Eggs of Leucochloridium paradoxum present in bird droppings hatch and penetrate through the skin of a succineid snail (Succinea spp., Oxyloma spp., and Catinella spp.) (1). The larvae migrate to the tentacles and form a broodsac. The parasite causes the snail to seek out bright areas, like the tops of leaves, where the parasite might be more visible (2). The large size, bright colours, and pulsating movement of the broodsac attempt to catch the attention of birds that normally feed on insects (3). When a bird eats the broodsac out of the snail’s tentacle (or sometimes the entire snail) the larvae are released into the bird’s digestive tract where they mature into adult tapeworms. The adults produce eggs that get released with the bird’s feces. L. paradoxum is found in wet marshlands throughout Europe (1) and in Japan (4). It is able to infect a wide variety of birds (1), which may aid in its dispersal.

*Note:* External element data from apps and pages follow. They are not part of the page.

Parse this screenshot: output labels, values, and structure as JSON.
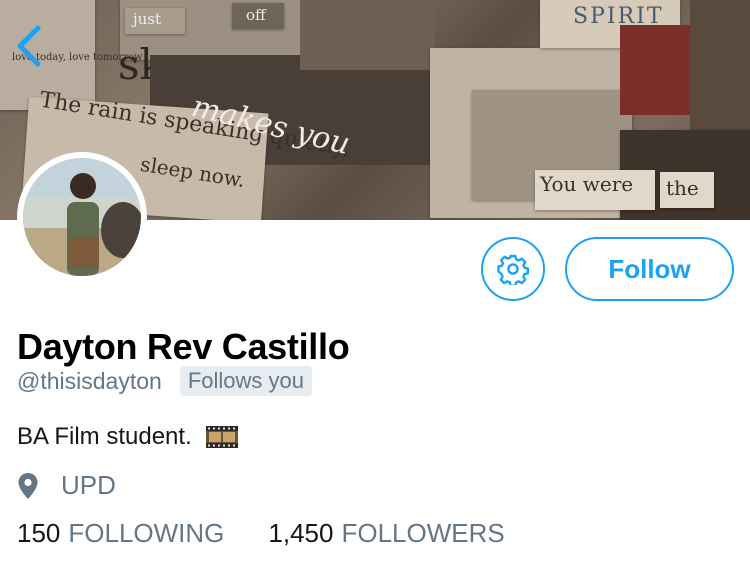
{
  "banner": {
    "collage_texts": {
      "just": "just",
      "off": "off",
      "spirit": "SPIRIT",
      "rain_line1": "The rain is speaking quietly,",
      "sleep": "sleep now.",
      "you_were": "You were",
      "the": "the",
      "makes_you": "makes you",
      "note": "love today, love tomorrow",
      "sk": "sk"
    }
  },
  "nav": {
    "back_icon": "chevron-left-icon"
  },
  "profile": {
    "name": "Dayton Rev Castillo",
    "handle": "@thisisdayton",
    "follows_you": "Follows you",
    "bio": "BA Film student.",
    "bio_emoji": "film-frames-icon",
    "location": "UPD",
    "following_count": "150",
    "following_label": "FOLLOWING",
    "followers_count": "1,450",
    "followers_label": "FOLLOWERS"
  },
  "actions": {
    "follow_label": "Follow",
    "settings_icon": "gear-icon"
  },
  "colors": {
    "accent": "#1da1f2",
    "secondary_text": "#657786",
    "badge_bg": "#e6ecf0"
  }
}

Free-swimming, juvenile Cymothoa exigua males attach to the gills of a fish host (5). Upon reaching a critical size, a single male turns into a female and moves to the mouth of the fish (5). It cuts off the blood supply to the tongue, which eventually falls off. The female then takes the place of the tongue. Males are sometimes found with the female (6), suggesting mating occurs in the mouth of the host. Females keep the fertilized eggs in their body for early development before they are released. Females release a single brood (480 - 720 eggs per female) and die (6). Only one female is ever found per fish host, suggesting that the presence of a female prevents other males from turning female (6). C. exigua is known to infect snapper fish including Lutjanus peru and L. guttatus (6) and is found in both the Atlantic and Pacific coasts of North America (5).

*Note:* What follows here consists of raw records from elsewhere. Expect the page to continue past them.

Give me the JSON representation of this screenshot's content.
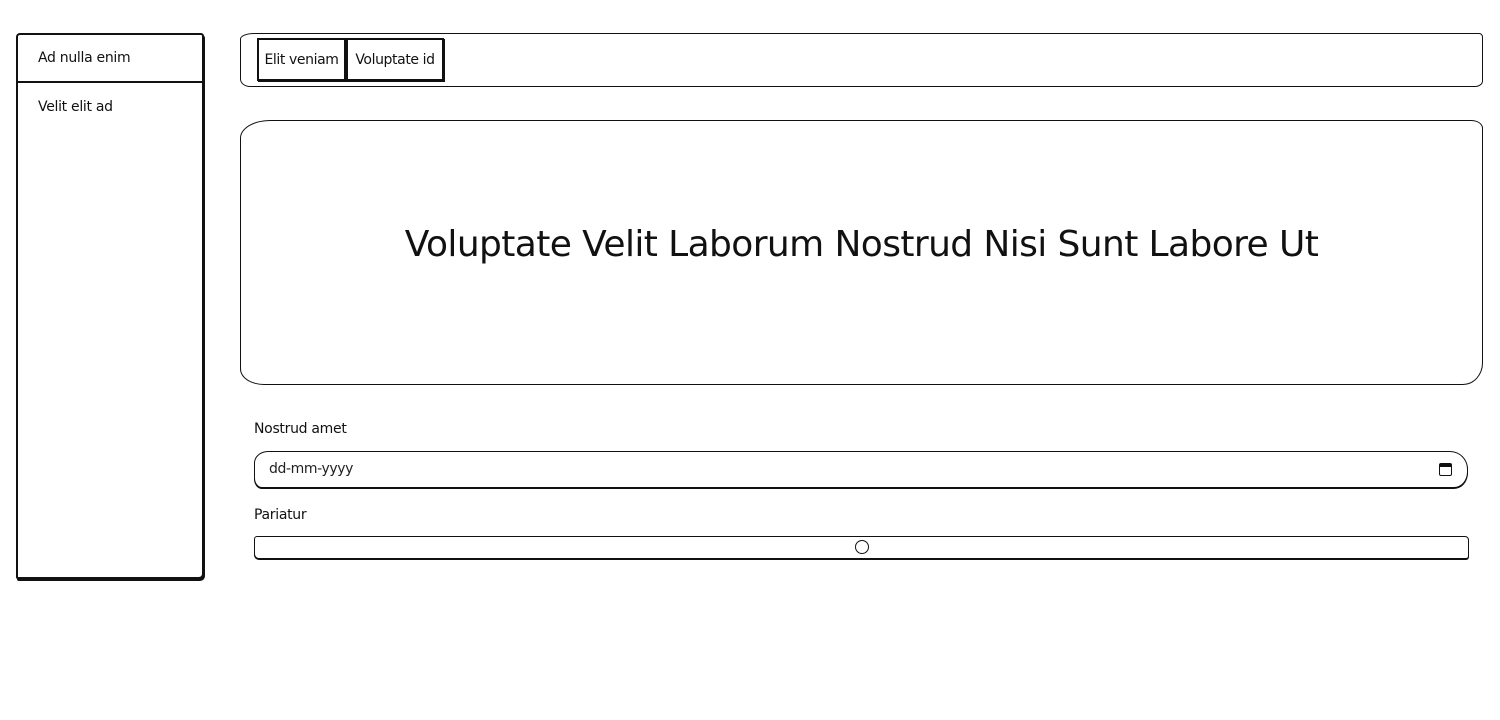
{
  "sidebar": {
    "items": [
      {
        "label": "Ad nulla enim"
      },
      {
        "label": "Velit elit ad"
      }
    ]
  },
  "topbar": {
    "tabs": [
      {
        "label": "Elit veniam"
      },
      {
        "label": "Voluptate id"
      }
    ]
  },
  "hero": {
    "title": "Voluptate Velit Laborum Nostrud Nisi Sunt Labore Ut"
  },
  "form": {
    "date_field": {
      "label": "Nostrud amet",
      "placeholder": "dd-mm-yyyy",
      "icon": "calendar-icon"
    },
    "range_field": {
      "label": "Pariatur",
      "value_fraction": 0.5
    }
  }
}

Parasite Comics Team:
Dr. Chenhua Li (Lead, Ideas), Dr. Þórey Jónsdóttir (Illustrator, Ideas), Stephen Pollo (Writer, Researcher), Yuanzhe Wang (Digital Consultant).